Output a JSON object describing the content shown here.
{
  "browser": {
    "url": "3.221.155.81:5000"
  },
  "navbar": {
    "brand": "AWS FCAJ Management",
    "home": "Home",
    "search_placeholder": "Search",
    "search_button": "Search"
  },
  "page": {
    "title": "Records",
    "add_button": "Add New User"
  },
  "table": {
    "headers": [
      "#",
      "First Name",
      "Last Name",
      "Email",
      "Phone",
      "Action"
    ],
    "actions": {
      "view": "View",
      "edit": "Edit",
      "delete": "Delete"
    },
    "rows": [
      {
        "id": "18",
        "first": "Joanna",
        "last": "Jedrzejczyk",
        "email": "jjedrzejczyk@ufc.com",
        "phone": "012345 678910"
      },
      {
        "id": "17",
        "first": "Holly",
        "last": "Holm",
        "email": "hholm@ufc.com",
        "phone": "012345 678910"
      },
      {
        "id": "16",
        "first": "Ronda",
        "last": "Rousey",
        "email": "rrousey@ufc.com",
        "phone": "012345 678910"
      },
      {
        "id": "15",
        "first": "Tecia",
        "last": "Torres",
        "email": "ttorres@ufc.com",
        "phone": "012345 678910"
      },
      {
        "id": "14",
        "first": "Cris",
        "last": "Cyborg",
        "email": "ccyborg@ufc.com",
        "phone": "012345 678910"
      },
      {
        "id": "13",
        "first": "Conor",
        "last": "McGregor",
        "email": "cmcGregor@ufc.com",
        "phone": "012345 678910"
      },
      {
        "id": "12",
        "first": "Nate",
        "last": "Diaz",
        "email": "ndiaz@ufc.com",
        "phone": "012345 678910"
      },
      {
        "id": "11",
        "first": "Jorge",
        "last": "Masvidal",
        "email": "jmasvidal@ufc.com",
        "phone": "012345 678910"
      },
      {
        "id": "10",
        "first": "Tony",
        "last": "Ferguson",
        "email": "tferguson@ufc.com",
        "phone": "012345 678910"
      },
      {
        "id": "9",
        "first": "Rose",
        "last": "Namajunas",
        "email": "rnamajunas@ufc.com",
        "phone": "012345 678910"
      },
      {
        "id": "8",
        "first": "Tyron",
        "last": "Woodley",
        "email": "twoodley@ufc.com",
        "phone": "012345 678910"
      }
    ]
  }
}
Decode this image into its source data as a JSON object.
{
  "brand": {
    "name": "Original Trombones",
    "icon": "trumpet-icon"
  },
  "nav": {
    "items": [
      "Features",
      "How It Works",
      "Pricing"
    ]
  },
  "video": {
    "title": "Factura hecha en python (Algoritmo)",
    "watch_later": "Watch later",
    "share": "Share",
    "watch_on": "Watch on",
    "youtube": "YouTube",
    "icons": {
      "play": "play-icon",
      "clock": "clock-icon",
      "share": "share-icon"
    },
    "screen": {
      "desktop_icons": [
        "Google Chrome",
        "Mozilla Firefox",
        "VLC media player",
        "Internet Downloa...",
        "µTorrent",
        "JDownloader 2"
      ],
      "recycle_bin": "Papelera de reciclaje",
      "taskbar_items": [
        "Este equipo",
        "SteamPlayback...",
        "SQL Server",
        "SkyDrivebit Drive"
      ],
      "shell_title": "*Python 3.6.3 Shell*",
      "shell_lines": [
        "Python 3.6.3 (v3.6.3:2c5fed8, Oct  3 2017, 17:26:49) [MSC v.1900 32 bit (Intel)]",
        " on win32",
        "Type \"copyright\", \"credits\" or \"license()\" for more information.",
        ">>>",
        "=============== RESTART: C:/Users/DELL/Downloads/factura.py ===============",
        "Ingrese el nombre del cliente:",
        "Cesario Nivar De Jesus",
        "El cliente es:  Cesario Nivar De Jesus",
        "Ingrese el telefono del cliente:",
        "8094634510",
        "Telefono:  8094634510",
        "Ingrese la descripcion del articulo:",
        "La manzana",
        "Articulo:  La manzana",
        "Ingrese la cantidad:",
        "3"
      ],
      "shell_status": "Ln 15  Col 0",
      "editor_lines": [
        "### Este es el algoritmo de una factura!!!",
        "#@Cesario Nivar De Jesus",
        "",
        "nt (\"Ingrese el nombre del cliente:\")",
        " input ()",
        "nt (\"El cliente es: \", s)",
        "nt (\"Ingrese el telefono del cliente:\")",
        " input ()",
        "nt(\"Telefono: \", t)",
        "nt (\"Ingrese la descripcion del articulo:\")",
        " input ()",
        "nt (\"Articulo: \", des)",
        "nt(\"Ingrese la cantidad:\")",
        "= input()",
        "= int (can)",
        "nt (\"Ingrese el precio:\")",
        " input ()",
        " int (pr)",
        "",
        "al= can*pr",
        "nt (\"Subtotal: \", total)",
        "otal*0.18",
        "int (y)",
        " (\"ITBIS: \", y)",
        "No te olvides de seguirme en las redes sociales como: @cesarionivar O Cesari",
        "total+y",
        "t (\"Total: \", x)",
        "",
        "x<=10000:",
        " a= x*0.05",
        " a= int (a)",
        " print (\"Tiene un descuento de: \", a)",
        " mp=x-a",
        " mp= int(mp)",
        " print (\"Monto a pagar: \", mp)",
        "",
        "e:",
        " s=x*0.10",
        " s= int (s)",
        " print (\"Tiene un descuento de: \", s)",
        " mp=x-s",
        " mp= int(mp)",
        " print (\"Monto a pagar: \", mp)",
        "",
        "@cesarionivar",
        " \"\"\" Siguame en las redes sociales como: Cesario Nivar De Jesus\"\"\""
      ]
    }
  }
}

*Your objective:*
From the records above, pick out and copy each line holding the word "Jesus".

*Worked solution:*
        "Cesario Nivar De Jesus",
        "El cliente es:  Cesario Nivar De Jesus",
        "#@Cesario Nivar De Jesus",
        " \"\"\" Siguame en las redes sociales como: Cesario Nivar De Jesus\"\"\""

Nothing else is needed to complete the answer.